- _Exercise details_:
Return every line of the records that includes the string "value".

- _Provided material_:
_____

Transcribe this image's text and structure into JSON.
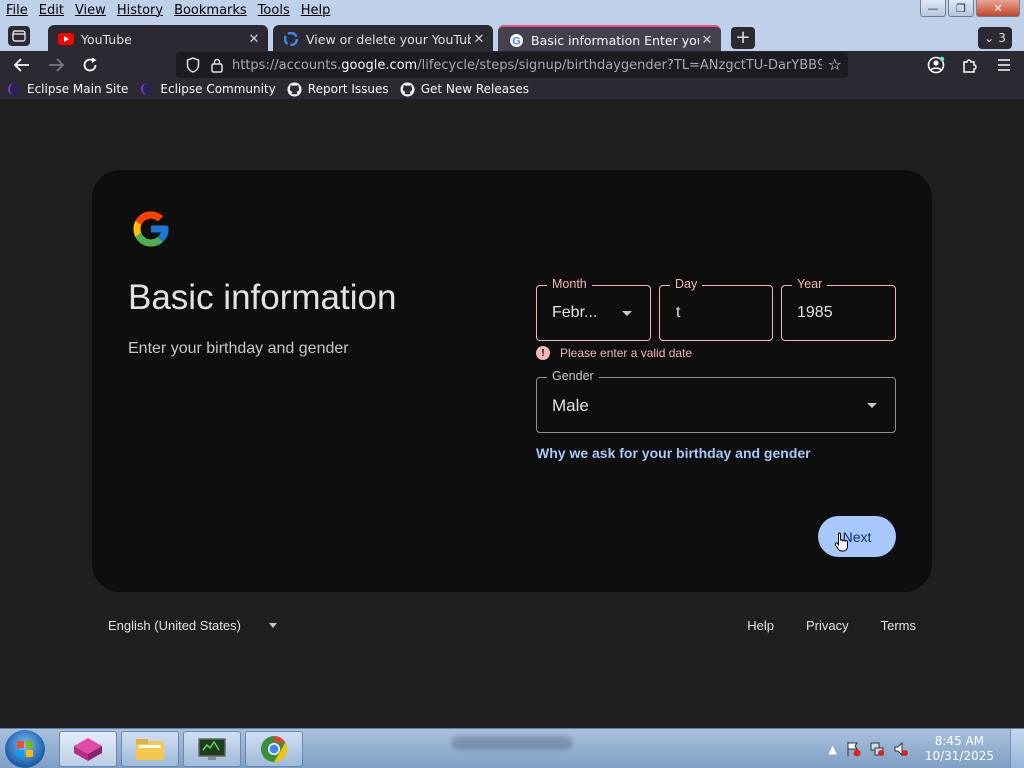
{
  "menu": [
    "File",
    "Edit",
    "View",
    "History",
    "Bookmarks",
    "Tools",
    "Help"
  ],
  "window": {
    "minimize": "—",
    "restore": "❐",
    "close": "✕"
  },
  "tabs": [
    {
      "title": "YouTube",
      "icon": "youtube-icon"
    },
    {
      "title": "View or delete your YouTube sea",
      "icon": "google-icon"
    },
    {
      "title": "Basic information Enter your bir",
      "icon": "google-icon",
      "active": true
    }
  ],
  "tab_count": "3",
  "url": {
    "prefix": "https://accounts.",
    "domain": "google.com",
    "path": "/lifecycle/steps/signup/birthdaygender?TL=ANzgctTU-DarYBB9ZFRS..."
  },
  "bookmarks": [
    {
      "label": "Eclipse Main Site",
      "icon": "eclipse-icon"
    },
    {
      "label": "Eclipse Community",
      "icon": "eclipse-icon"
    },
    {
      "label": "Report Issues",
      "icon": "github-icon"
    },
    {
      "label": "Get New Releases",
      "icon": "github-icon"
    }
  ],
  "page": {
    "heading": "Basic information",
    "subheading": "Enter your birthday and gender",
    "month": {
      "label": "Month",
      "value": "Febr..."
    },
    "day": {
      "label": "Day",
      "value": "t"
    },
    "year": {
      "label": "Year",
      "value": "1985"
    },
    "error": "Please enter a valid date",
    "gender": {
      "label": "Gender",
      "value": "Male"
    },
    "why_link": "Why we ask for your birthday and gender",
    "next": "Next"
  },
  "footer": {
    "language": "English (United States)",
    "links": [
      "Help",
      "Privacy",
      "Terms"
    ]
  },
  "taskbar": {
    "time": "8:45 AM",
    "date": "10/31/2025"
  },
  "colors": {
    "accent": "#a8c7fa",
    "error": "#f2b8b5",
    "active_tab": "#e64f7f"
  }
}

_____

- _Written solution_:
      "value": "Febr..."
      "value": "t"
      "value": "1985"
      "value": "Male"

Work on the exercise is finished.